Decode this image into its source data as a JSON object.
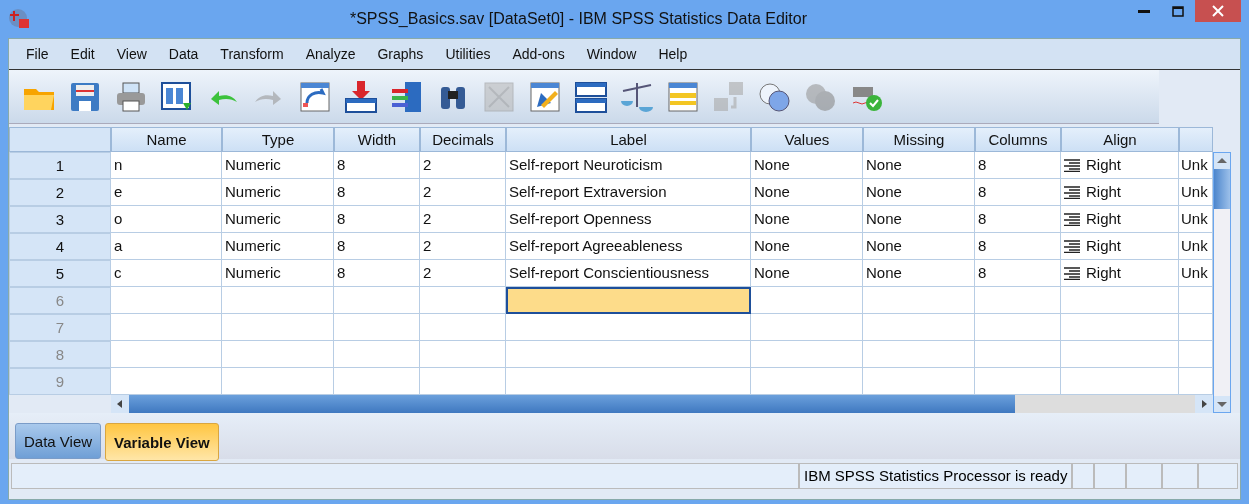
{
  "window": {
    "title": "*SPSS_Basics.sav [DataSet0] - IBM SPSS Statistics Data Editor"
  },
  "menu": [
    "File",
    "Edit",
    "View",
    "Data",
    "Transform",
    "Analyze",
    "Graphs",
    "Utilities",
    "Add-ons",
    "Window",
    "Help"
  ],
  "toolbar": [
    {
      "disabled": false
    },
    {
      "disabled": false
    },
    {
      "disabled": false
    },
    {
      "disabled": false
    },
    {
      "disabled": false
    },
    {
      "disabled": true
    },
    {
      "disabled": false
    },
    {
      "disabled": false
    },
    {
      "disabled": false
    },
    {
      "disabled": false
    },
    {
      "disabled": true
    },
    {
      "disabled": false
    },
    {
      "disabled": false
    },
    {
      "disabled": false
    },
    {
      "disabled": false
    },
    {
      "disabled": true
    },
    {
      "disabled": false
    },
    {
      "disabled": true
    },
    {
      "disabled": false
    }
  ],
  "table": {
    "columns": [
      {
        "label": "Name",
        "kind": "text"
      },
      {
        "label": "Type",
        "kind": "text"
      },
      {
        "label": "Width",
        "kind": "text"
      },
      {
        "label": "Decimals",
        "kind": "text"
      },
      {
        "label": "Label",
        "kind": "text"
      },
      {
        "label": "Values",
        "kind": "text"
      },
      {
        "label": "Missing",
        "kind": "text"
      },
      {
        "label": "Columns",
        "kind": "text"
      },
      {
        "label": "Align",
        "kind": "align"
      },
      {
        "kind": "text"
      }
    ],
    "rows": [
      {
        "number": "1",
        "cells": [
          {
            "text": "n",
            "selected": false
          },
          {
            "text": "Numeric",
            "selected": false
          },
          {
            "text": "8",
            "selected": false
          },
          {
            "text": "2",
            "selected": false
          },
          {
            "text": "Self-report Neuroticism",
            "selected": false
          },
          {
            "text": "None",
            "selected": false
          },
          {
            "text": "None",
            "selected": false
          },
          {
            "text": "8",
            "selected": false
          },
          {
            "text": "Right",
            "selected": false
          },
          {
            "text": "Unk",
            "selected": false
          }
        ]
      },
      {
        "number": "2",
        "cells": [
          {
            "text": "e",
            "selected": false
          },
          {
            "text": "Numeric",
            "selected": false
          },
          {
            "text": "8",
            "selected": false
          },
          {
            "text": "2",
            "selected": false
          },
          {
            "text": "Self-report Extraversion",
            "selected": false
          },
          {
            "text": "None",
            "selected": false
          },
          {
            "text": "None",
            "selected": false
          },
          {
            "text": "8",
            "selected": false
          },
          {
            "text": "Right",
            "selected": false
          },
          {
            "text": "Unk",
            "selected": false
          }
        ]
      },
      {
        "number": "3",
        "cells": [
          {
            "text": "o",
            "selected": false
          },
          {
            "text": "Numeric",
            "selected": false
          },
          {
            "text": "8",
            "selected": false
          },
          {
            "text": "2",
            "selected": false
          },
          {
            "text": "Self-report Openness",
            "selected": false
          },
          {
            "text": "None",
            "selected": false
          },
          {
            "text": "None",
            "selected": false
          },
          {
            "text": "8",
            "selected": false
          },
          {
            "text": "Right",
            "selected": false
          },
          {
            "text": "Unk",
            "selected": false
          }
        ]
      },
      {
        "number": "4",
        "cells": [
          {
            "text": "a",
            "selected": false
          },
          {
            "text": "Numeric",
            "selected": false
          },
          {
            "text": "8",
            "selected": false
          },
          {
            "text": "2",
            "selected": false
          },
          {
            "text": "Self-report Agreeableness",
            "selected": false
          },
          {
            "text": "None",
            "selected": false
          },
          {
            "text": "None",
            "selected": false
          },
          {
            "text": "8",
            "selected": false
          },
          {
            "text": "Right",
            "selected": false
          },
          {
            "text": "Unk",
            "selected": false
          }
        ]
      },
      {
        "number": "5",
        "cells": [
          {
            "text": "c",
            "selected": false
          },
          {
            "text": "Numeric",
            "selected": false
          },
          {
            "text": "8",
            "selected": false
          },
          {
            "text": "2",
            "selected": false
          },
          {
            "text": "Self-report Conscientiousness",
            "selected": false
          },
          {
            "text": "None",
            "selected": false
          },
          {
            "text": "None",
            "selected": false
          },
          {
            "text": "8",
            "selected": false
          },
          {
            "text": "Right",
            "selected": false
          },
          {
            "text": "Unk",
            "selected": false
          }
        ]
      },
      {
        "number": "6",
        "cells": [
          {
            "selected": false
          },
          {
            "selected": false
          },
          {
            "selected": false
          },
          {
            "selected": false
          },
          {
            "selected": true
          },
          {
            "selected": false
          },
          {
            "selected": false
          },
          {
            "selected": false
          },
          {
            "selected": false
          },
          {
            "selected": false
          }
        ]
      },
      {
        "number": "7",
        "cells": [
          {
            "selected": false
          },
          {
            "selected": false
          },
          {
            "selected": false
          },
          {
            "selected": false
          },
          {
            "selected": false
          },
          {
            "selected": false
          },
          {
            "selected": false
          },
          {
            "selected": false
          },
          {
            "selected": false
          },
          {
            "selected": false
          }
        ]
      },
      {
        "number": "8",
        "cells": [
          {
            "selected": false
          },
          {
            "selected": false
          },
          {
            "selected": false
          },
          {
            "selected": false
          },
          {
            "selected": false
          },
          {
            "selected": false
          },
          {
            "selected": false
          },
          {
            "selected": false
          },
          {
            "selected": false
          },
          {
            "selected": false
          }
        ]
      },
      {
        "number": "9",
        "cells": [
          {
            "selected": false
          },
          {
            "selected": false
          },
          {
            "selected": false
          },
          {
            "selected": false
          },
          {
            "selected": false
          },
          {
            "selected": false
          },
          {
            "selected": false
          },
          {
            "selected": false
          },
          {
            "selected": false
          },
          {
            "selected": false
          }
        ]
      }
    ]
  },
  "tabs": [
    {
      "label": "Data View",
      "selected": false
    },
    {
      "label": "Variable View",
      "selected": true
    }
  ],
  "status_bar": {
    "message": "IBM SPSS Statistics Processor is ready"
  }
}
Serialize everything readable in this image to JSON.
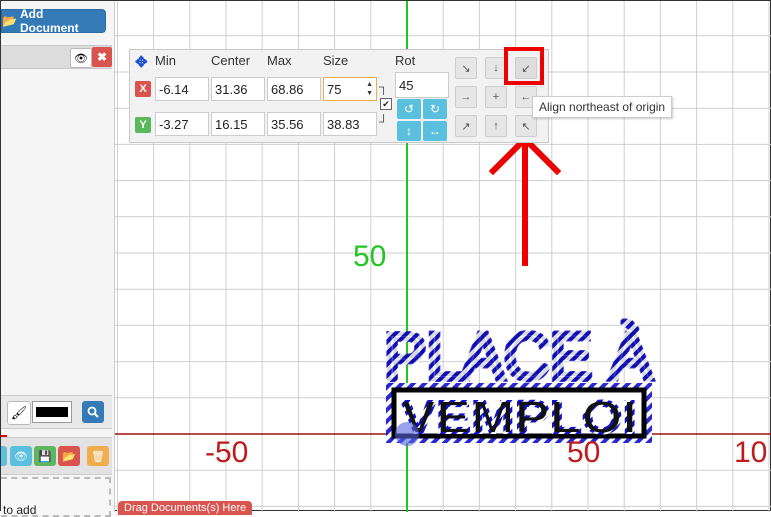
{
  "sidebar": {
    "add_document_label": "Add Document",
    "drop_text": "to add",
    "drag_banner": "Drag Documents(s) Here"
  },
  "transform_panel": {
    "headers": {
      "min": "Min",
      "center": "Center",
      "max": "Max",
      "size": "Size",
      "rot": "Rot"
    },
    "x": {
      "label": "X",
      "min": "-6.14",
      "center": "31.36",
      "max": "68.86",
      "size": "75"
    },
    "y": {
      "label": "Y",
      "min": "-3.27",
      "center": "16.15",
      "max": "35.56",
      "size": "38.83"
    },
    "rot": "45",
    "colors": {
      "x_badge": "#d9534f",
      "y_badge": "#5cb85c",
      "rotate_buttons": "#5bc0de"
    }
  },
  "align_grid": {
    "buttons": [
      "↘",
      "↓",
      "↙",
      "→",
      "+",
      "←",
      "↗",
      "↑",
      "↖"
    ],
    "highlighted_index": 2
  },
  "tooltip": "Align northeast of origin",
  "canvas": {
    "axis_labels": {
      "y_50": "50",
      "x_neg50": "-50",
      "x_50": "50",
      "x_100": "10"
    },
    "artwork_text": {
      "line1": "PLACE À",
      "line2": "VEMPLOI"
    },
    "colors": {
      "grid": "#cfcfcf",
      "y_axis": "#22c522",
      "x_axis": "#a01010",
      "selection": "#1010d0",
      "annotation": "#ee0000"
    }
  }
}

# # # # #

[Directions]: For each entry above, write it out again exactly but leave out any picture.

[Solution for this problem]:
Decode this image into its source data as a JSON object.
{
  "window": {
    "title": "*SPSS_Basics.sav [DataSet0] - IBM SPSS Statistics Data Editor"
  },
  "menu": [
    "File",
    "Edit",
    "View",
    "Data",
    "Transform",
    "Analyze",
    "Graphs",
    "Utilities",
    "Add-ons",
    "Window",
    "Help"
  ],
  "toolbar": [
    {
      "disabled": false
    },
    {
      "disabled": false
    },
    {
      "disabled": false
    },
    {
      "disabled": false
    },
    {
      "disabled": false
    },
    {
      "disabled": true
    },
    {
      "disabled": false
    },
    {
      "disabled": false
    },
    {
      "disabled": false
    },
    {
      "disabled": false
    },
    {
      "disabled": true
    },
    {
      "disabled": false
    },
    {
      "disabled": false
    },
    {
      "disabled": false
    },
    {
      "disabled": false
    },
    {
      "disabled": true
    },
    {
      "disabled": false
    },
    {
      "disabled": true
    },
    {
      "disabled": false
    }
  ],
  "table": {
    "columns": [
      {
        "label": "Name",
        "kind": "text"
      },
      {
        "label": "Type",
        "kind": "text"
      },
      {
        "label": "Width",
        "kind": "text"
      },
      {
        "label": "Decimals",
        "kind": "text"
      },
      {
        "label": "Label",
        "kind": "text"
      },
      {
        "label": "Values",
        "kind": "text"
      },
      {
        "label": "Missing",
        "kind": "text"
      },
      {
        "label": "Columns",
        "kind": "text"
      },
      {
        "label": "Align",
        "kind": "align"
      },
      {
        "kind": "text"
      }
    ],
    "rows": [
      {
        "number": "1",
        "cells": [
          {
            "text": "n",
            "selected": false
          },
          {
            "text": "Numeric",
            "selected": false
          },
          {
            "text": "8",
            "selected": false
          },
          {
            "text": "2",
            "selected": false
          },
          {
            "text": "Self-report Neuroticism",
            "selected": false
          },
          {
            "text": "None",
            "selected": false
          },
          {
            "text": "None",
            "selected": false
          },
          {
            "text": "8",
            "selected": false
          },
          {
            "text": "Right",
            "selected": false
          },
          {
            "text": "Unk",
            "selected": false
          }
        ]
      },
      {
        "number": "2",
        "cells": [
          {
            "text": "e",
            "selected": false
          },
          {
            "text": "Numeric",
            "selected": false
          },
          {
            "text": "8",
            "selected": false
          },
          {
            "text": "2",
            "selected": false
          },
          {
            "text": "Self-report Extraversion",
            "selected": false
          },
          {
            "text": "None",
            "selected": false
          },
          {
            "text": "None",
            "selected": false
          },
          {
            "text": "8",
            "selected": false
          },
          {
            "text": "Right",
            "selected": false
          },
          {
            "text": "Unk",
            "selected": false
          }
        ]
      },
      {
        "number": "3",
        "cells": [
          {
            "text": "o",
            "selected": false
          },
          {
            "text": "Numeric",
            "selected": false
          },
          {
            "text": "8",
            "selected": false
          },
          {
            "text": "2",
            "selected": false
          },
          {
            "text": "Self-report Openness",
            "selected": false
          },
          {
            "text": "None",
            "selected": false
          },
          {
            "text": "None",
            "selected": false
          },
          {
            "text": "8",
            "selected": false
          },
          {
            "text": "Right",
            "selected": false
          },
          {
            "text": "Unk",
            "selected": false
          }
        ]
      },
      {
        "number": "4",
        "cells": [
          {
            "text": "a",
            "selected": false
          },
          {
            "text": "Numeric",
            "selected": false
          },
          {
            "text": "8",
            "selected": false
          },
          {
            "text": "2",
            "selected": false
          },
          {
            "text": "Self-report Agreeableness",
            "selected": false
          },
          {
            "text": "None",
            "selected": false
          },
          {
            "text": "None",
            "selected": false
          },
          {
            "text": "8",
            "selected": false
          },
          {
            "text": "Right",
            "selected": false
          },
          {
            "text": "Unk",
            "selected": false
          }
        ]
      },
      {
        "number": "5",
        "cells": [
          {
            "text": "c",
            "selected": false
          },
          {
            "text": "Numeric",
            "selected": false
          },
          {
            "text": "8",
            "selected": false
          },
          {
            "text": "2",
            "selected": false
          },
          {
            "text": "Self-report Conscientiousness",
            "selected": false
          },
          {
            "text": "None",
            "selected": false
          },
          {
            "text": "None",
            "selected": false
          },
          {
            "text": "8",
            "selected": false
          },
          {
            "text": "Right",
            "selected": false
          },
          {
            "text": "Unk",
            "selected": false
          }
        ]
      },
      {
        "number": "6",
        "cells": [
          {
            "selected": false
          },
          {
            "selected": false
          },
          {
            "selected": false
          },
          {
            "selected": false
          },
          {
            "selected": true
          },
          {
            "selected": false
          },
          {
            "selected": false
          },
          {
            "selected": false
          },
          {
            "selected": false
          },
          {
            "selected": false
          }
        ]
      },
      {
        "number": "7",
        "cells": [
          {
            "selected": false
          },
          {
            "selected": false
          },
          {
            "selected": false
          },
          {
            "selected": false
          },
          {
            "selected": false
          },
          {
            "selected": false
          },
          {
            "selected": false
          },
          {
            "selected": false
          },
          {
            "selected": false
          },
          {
            "selected": false
          }
        ]
      },
      {
        "number": "8",
        "cells": [
          {
            "selected": false
          },
          {
            "selected": false
          },
          {
            "selected": false
          },
          {
            "selected": false
          },
          {
            "selected": false
          },
          {
            "selected": false
          },
          {
            "selected": false
          },
          {
            "selected": false
          },
          {
            "selected": false
          },
          {
            "selected": false
          }
        ]
      },
      {
        "number": "9",
        "cells": [
          {
            "selected": false
          },
          {
            "selected": false
          },
          {
            "selected": false
          },
          {
            "selected": false
          },
          {
            "selected": false
          },
          {
            "selected": false
          },
          {
            "selected": false
          },
          {
            "selected": false
          },
          {
            "selected": false
          },
          {
            "selected": false
          }
        ]
      }
    ]
  },
  "tabs": [
    {
      "label": "Data View",
      "selected": false
    },
    {
      "label": "Variable View",
      "selected": true
    }
  ],
  "status_bar": {
    "message": "IBM SPSS Statistics Processor is ready"
  }
}
Serialize everything readable in this image to JSON.
{
  "sidebar": {
    "add_document_label": "Add Document",
    "drop_text": "to add",
    "drag_banner": "Drag Documents(s) Here"
  },
  "transform_panel": {
    "headers": {
      "min": "Min",
      "center": "Center",
      "max": "Max",
      "size": "Size",
      "rot": "Rot"
    },
    "x": {
      "label": "X",
      "min": "-6.14",
      "center": "31.36",
      "max": "68.86",
      "size": "75"
    },
    "y": {
      "label": "Y",
      "min": "-3.27",
      "center": "16.15",
      "max": "35.56",
      "size": "38.83"
    },
    "rot": "45",
    "colors": {
      "x_badge": "#d9534f",
      "y_badge": "#5cb85c",
      "rotate_buttons": "#5bc0de"
    }
  },
  "align_grid": {
    "buttons": [
      "↘",
      "↓",
      "↙",
      "→",
      "+",
      "←",
      "↗",
      "↑",
      "↖"
    ],
    "highlighted_index": 2
  },
  "tooltip": "Align northeast of origin",
  "canvas": {
    "axis_labels": {
      "y_50": "50",
      "x_neg50": "-50",
      "x_50": "50",
      "x_100": "10"
    },
    "artwork_text": {
      "line1": "PLACE À",
      "line2": "VEMPLOI"
    },
    "colors": {
      "grid": "#cfcfcf",
      "y_axis": "#22c522",
      "x_axis": "#a01010",
      "selection": "#1010d0",
      "annotation": "#ee0000"
    }
  }
}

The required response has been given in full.